- StopAlcoholAbuse.gov is a comprehensive portal of Federal resources for information on underage drinking and ideas for combating this issue. People interested in underage drinking prevention—including parents, educators, community-based organizations, and youth—will find a wealth of valuable information here.(www.stopalcoholabuse.gov)
- Youth Risk Behavior Survey Data for North Carolina – View a summary of data from the latest Youth Risk Behavior Survey describing the risky behavior and problems associated with underage drinking in North Carolina. www.cdc.gov/HealthyYouth/yrbs/index.htm
- Quick Statistics on Underage drinking: www.cdc.gov/alcohol/quickstats/underage_drinking.htm
- The Pacific Institute for Research and Evaluation (PIRE) (www.pire.org) is one of the nation’s preeminent independent, nonprofit organizations focusing on individual and social problems associated with the use of alcohol and other drugs. The Institute carries out a broad array of research and offers a wealth of information on topics ranging from alcohol advertising, access and price to the relationship between alcohol and youth violence. The Institute also houses the Underage Drinking Enforcement Training Center, which provides training and technical assistance on the implementation and enforcement of underage drinking laws and policies at it ten research centers located around the country.
- Alcohol Justice: Alcohol Justice fights to protect the public from the impact of the alcohol industry’s negative practices. They monitor and expose the alcohol industry’s harmful actions related to products, promotions and social influence, and support communities in their efforts to reject these damaging activities.

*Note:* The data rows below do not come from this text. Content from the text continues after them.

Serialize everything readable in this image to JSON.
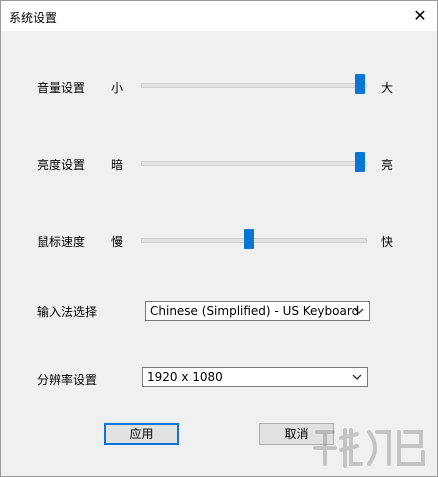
{
  "window": {
    "title": "系统设置",
    "close_glyph": "✕"
  },
  "settings": {
    "volume": {
      "label": "音量设置",
      "min_label": "小",
      "max_label": "大",
      "level": 1.0
    },
    "brightness": {
      "label": "亮度设置",
      "min_label": "暗",
      "max_label": "亮",
      "level": 1.0
    },
    "mouse_speed": {
      "label": "鼠标速度",
      "min_label": "慢",
      "max_label": "快",
      "level": 0.48
    },
    "input_method": {
      "label": "输入法选择",
      "selected": "Chinese (Simplified) - US Keyboard"
    },
    "resolution": {
      "label": "分辨率设置",
      "selected": "1920 x 1080"
    }
  },
  "buttons": {
    "apply": "应用",
    "cancel": "取消"
  },
  "colors": {
    "accent": "#0a75d6",
    "background": "#f0f0f0"
  }
}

- The Center on Alcohol Marketing and Youth (CAMY) (www.camy.org) is an organization that monitors the marketing practices of the alcohol industry to focus attention and action on industry practices that jeopardize the health and safety of America’s youth.
- CAMY has many fact sheets on underage drinking, which can all be found here: http://www.camy.org/factsheets/
- The National Institute for Alcohol Abuse and Alcoholism (www.niaaa.nih.gov) of the National Institutes of Health is a source for a wide variety of research, particularly on the topic of underage drinking.
- Substance Abuse and Mental Health Services Administration (SAMHSA)
The Substance Abuse and Mental Health Services Administration (SAMHSA) has established a clear vision for its work — a life in the community for everyone. To realize this vision, the Agency has sharply focused its mission on building resilience and facilitating recovery for people with or at risk for mental or substance use disorders. SAMHSA is gearing all of its resources — programs, policies and grants — toward that outcome.
- Spotlight on Underage Drinking
- Too Smart to Start is an underage alcohol use prevention initiative for parents, caregivers, and their 9-to-13 year-old children. http://www.toosmarttostart.samhsa.gov
- Center for Science in the Public Interest, Alcohol Policies Project: Though no longer active, the Alcohol Policies Project was established to help focus attention on policy reforms to reduce the health and social consequences of using alcohol. Until 2010, the project has worked with thousands of organizations and individuals to promote a comprehensive, prevention-oriented policy strategy to change the role of alcohol in society. Helpful archived information on alcohol and alcohol policy is still housed at their site.
- The Centers for Disease Control’s Community Guide on Preventing Excessive Alcohol Consumption is an excellent resource for individuals seeking information on public health approaches to preventing underage drinking. You can visit the CDC’s Community Guide at: http://www.thecommunityguide.org/alcohol/index.html